There is a lot of exciting teaching and scholarship under way here at KRE. As one of the largest Protestant universities in Europe, Károli has a lot going for it in terms of extending its horizons in the next few years. It has built a network with other European universities through the Erasmus program. Budapest is a great city to study in. It undoubtedly offers a lot making it worthwhile spending a semester or two here. One of the great things about being in Central Europe is you’re in the center. A lot of major European cities are a short train ride or flight away, and for history students that means archives and museums. Of course, Budapest’s central location works both ways, that is, KRE can both draw students from neighbouring European countries and students preparing BA and graduate theses have access to foreign archives and museum collections. This relative ease of accessibility to cultural and archival resources is an advantage that US, Canadian, and Australian counterparts often just do not have.
As far as first impressions, both the students and faculty and University administrators have been very welcoming.

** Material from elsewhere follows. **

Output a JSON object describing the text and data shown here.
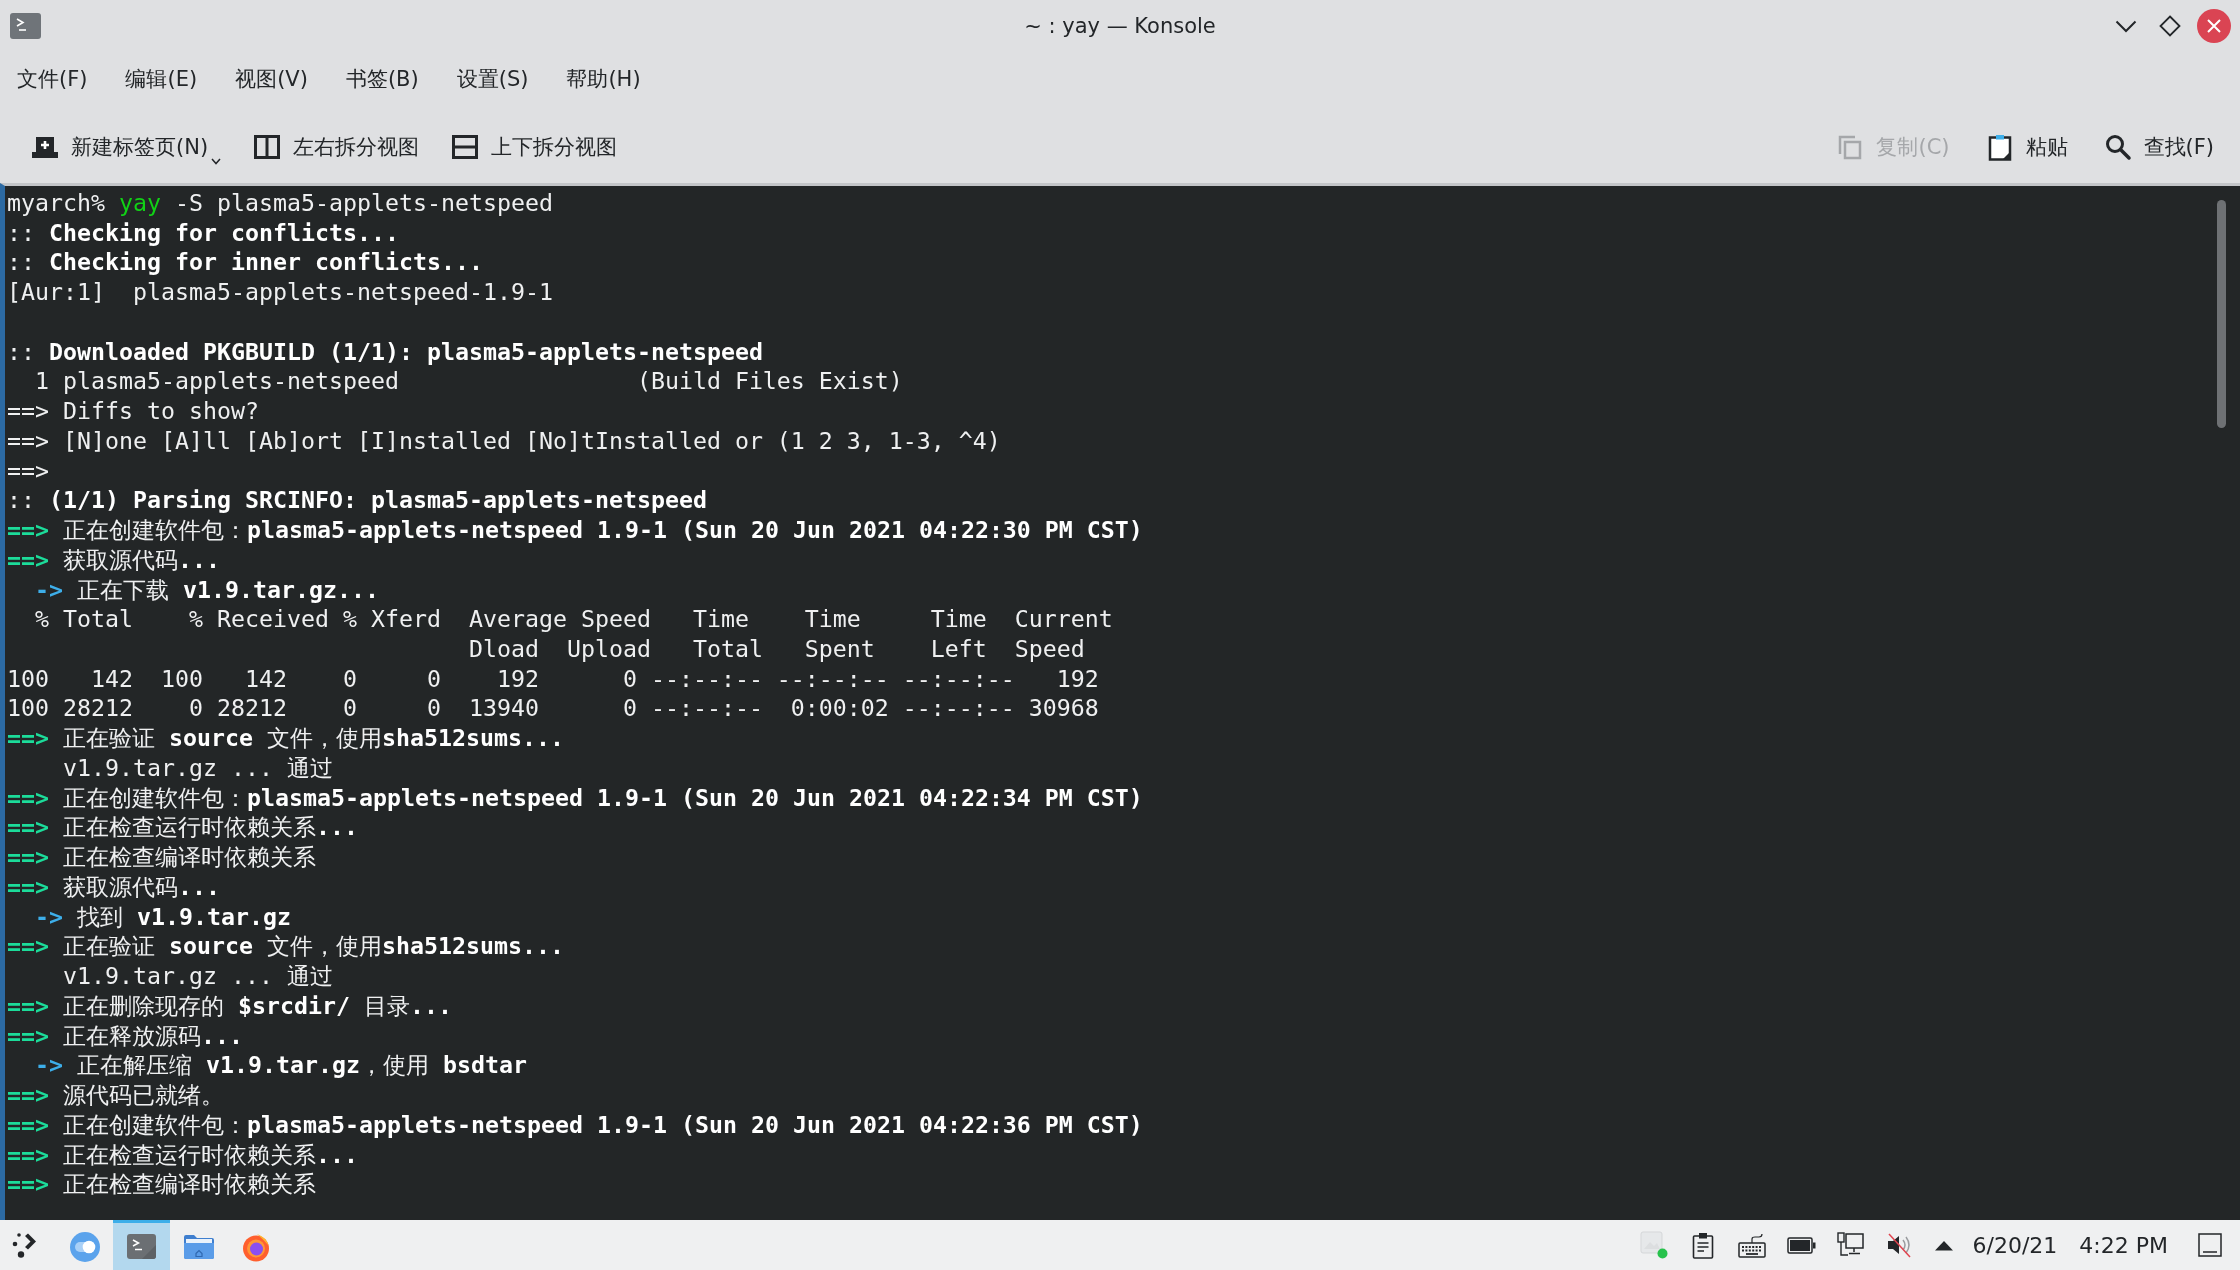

I’ve been particularly impressed KRE’s role in Japanese Studies and European intellectual history. I’m glad to see both a presence and interest in Persian History as well as a faculty and student interest in Ottoman Mediterranean and Middle East History. I look forward to getting to know more of the faculty and students in the next few months.
What are your current research projects? Are these projects linked to Hungary and Hungarian culture in any way?

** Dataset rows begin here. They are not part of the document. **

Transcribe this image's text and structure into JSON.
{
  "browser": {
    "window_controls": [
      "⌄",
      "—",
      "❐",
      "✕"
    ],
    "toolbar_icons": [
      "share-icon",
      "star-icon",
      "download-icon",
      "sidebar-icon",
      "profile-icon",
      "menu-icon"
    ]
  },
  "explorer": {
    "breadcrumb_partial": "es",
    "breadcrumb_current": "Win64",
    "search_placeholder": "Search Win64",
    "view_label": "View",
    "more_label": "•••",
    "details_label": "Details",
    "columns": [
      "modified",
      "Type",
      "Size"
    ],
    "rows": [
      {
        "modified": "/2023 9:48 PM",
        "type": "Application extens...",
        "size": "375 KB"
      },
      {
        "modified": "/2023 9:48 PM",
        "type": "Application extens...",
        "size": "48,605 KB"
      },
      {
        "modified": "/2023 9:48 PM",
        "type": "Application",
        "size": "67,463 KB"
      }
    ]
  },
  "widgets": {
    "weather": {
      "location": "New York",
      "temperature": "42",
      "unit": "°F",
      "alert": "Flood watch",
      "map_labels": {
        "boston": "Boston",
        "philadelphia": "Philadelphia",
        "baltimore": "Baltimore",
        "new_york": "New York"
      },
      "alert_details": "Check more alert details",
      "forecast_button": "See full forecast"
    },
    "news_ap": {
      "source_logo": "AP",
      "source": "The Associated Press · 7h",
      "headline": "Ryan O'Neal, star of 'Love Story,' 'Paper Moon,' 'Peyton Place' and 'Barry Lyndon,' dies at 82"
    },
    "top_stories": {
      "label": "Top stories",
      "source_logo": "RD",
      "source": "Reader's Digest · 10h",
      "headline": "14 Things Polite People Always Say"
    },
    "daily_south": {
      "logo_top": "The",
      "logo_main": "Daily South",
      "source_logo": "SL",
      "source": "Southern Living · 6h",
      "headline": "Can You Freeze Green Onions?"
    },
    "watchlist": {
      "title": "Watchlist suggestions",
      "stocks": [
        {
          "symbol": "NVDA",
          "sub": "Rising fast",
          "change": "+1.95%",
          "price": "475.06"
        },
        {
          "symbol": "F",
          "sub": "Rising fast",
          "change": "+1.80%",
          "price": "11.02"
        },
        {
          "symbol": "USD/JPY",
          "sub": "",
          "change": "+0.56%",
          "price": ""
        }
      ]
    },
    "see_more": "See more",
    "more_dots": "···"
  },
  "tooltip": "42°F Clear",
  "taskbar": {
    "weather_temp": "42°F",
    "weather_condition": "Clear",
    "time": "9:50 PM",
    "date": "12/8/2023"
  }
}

I’m in the early stages of a historiographic project that will look into Ottoman historiography in the early twentieth century. The project will focus on Franz Babinger’s invitation from Nicolai Iorga during the interwar period to teach at Bucharest University. Both Iorga and Babinger wrote histories of the Ottoman Empire, yet there is very little historiography on the academic relationship that resulted from their shared time in Bucharest. Iorga’s history has fallen to the wayside because of its lack of engagement with the Ottoman sources. Babinger has maintained momentum and gravity in the Ottoman scholarship despite long-standing criticism. Yet, Ottoman scholarship discounting of Iorga’s work may have been premature; it has overlooked two crucial factors, namely, the role of French and German scholarship in the historians’ work and the broader historical context in which they conducted their scholarship; also, the period of World War I and the interwar period - a time the narratives of both nations and empires were going through a dynamic process. So, what do these have to do with Hungary?

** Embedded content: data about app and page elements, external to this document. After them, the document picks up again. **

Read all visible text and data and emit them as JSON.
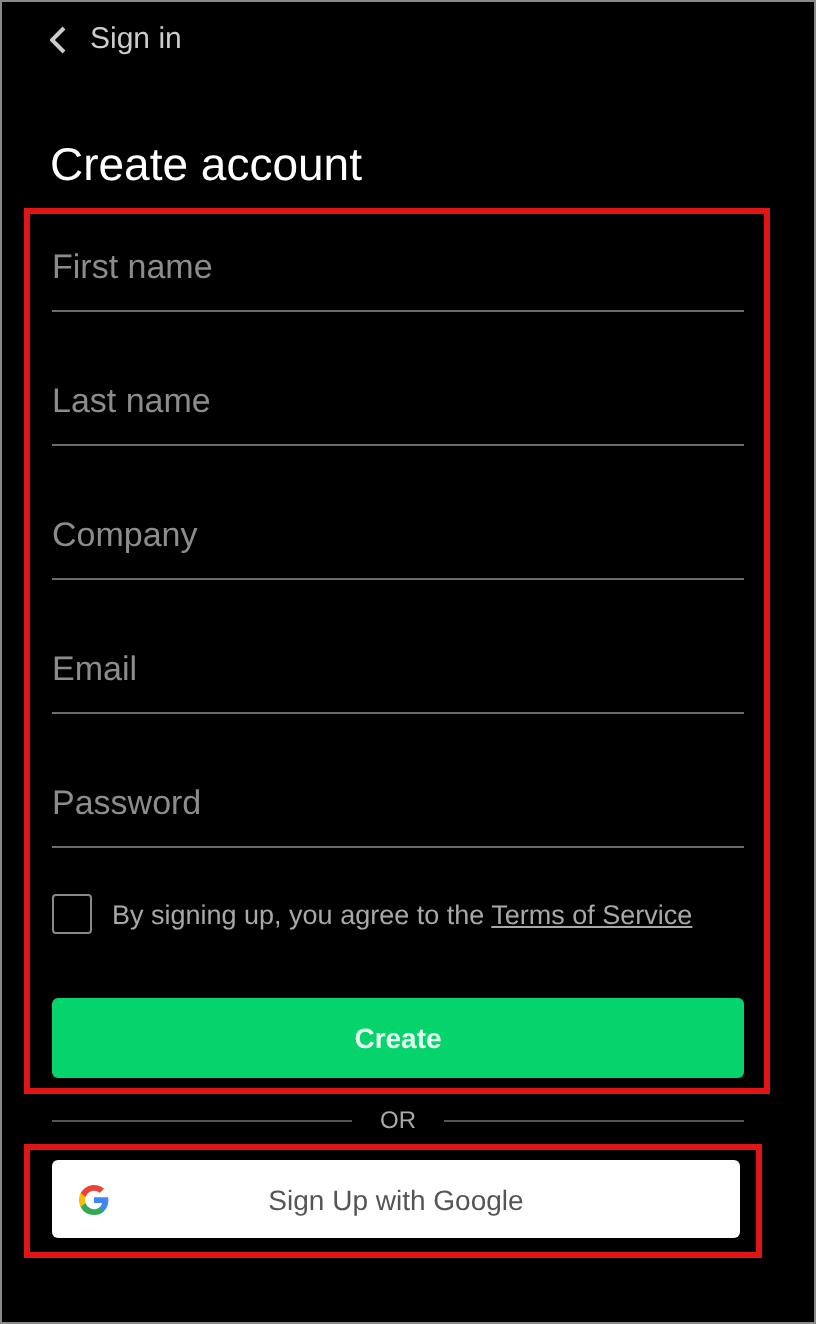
{
  "header": {
    "back_label": "Sign in"
  },
  "title": "Create account",
  "fields": [
    {
      "placeholder": "First name"
    },
    {
      "placeholder": "Last name"
    },
    {
      "placeholder": "Company"
    },
    {
      "placeholder": "Email"
    },
    {
      "placeholder": "Password"
    }
  ],
  "agreement": {
    "checked": false,
    "text": "By signing up, you agree to the",
    "link": "Terms of Service"
  },
  "create_button": "Create",
  "divider": "OR",
  "google_button": "Sign Up with Google"
}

Babinger’s seminal work Mehmed the Conqueror and his Time focuses on the Ottoman fifteenth century and it has cast the role of Hungary as crusading Christian power dedicated to saving Europe from the “Turkish menace.” Yet, this too, is myopic; it flattens the role that Hungary played in a larger Mediterranean world. By approaching the fifteenth century by way of historiography and history of scholarship, I hope to peel back these layers of historiography and narrative revisiting the Ottoman and Hungarian fifteenth century. Equally important, there are still new avenues in the scholarship regarding Hungary’s role in the Ottoman sixteenth century. Ottoman historical narratives such as the Süleymanname or Tarih-i Feth-i Siklos Estergon ve Istol (n) i-Belgrad, written in tradition of the Persian Shahnameh, share common ground with textual Alexandriana in their roles as narrative histories and “mirrors for princes” and deal directly with the Ottoman Balkans and Ottoman Hungary, in particular.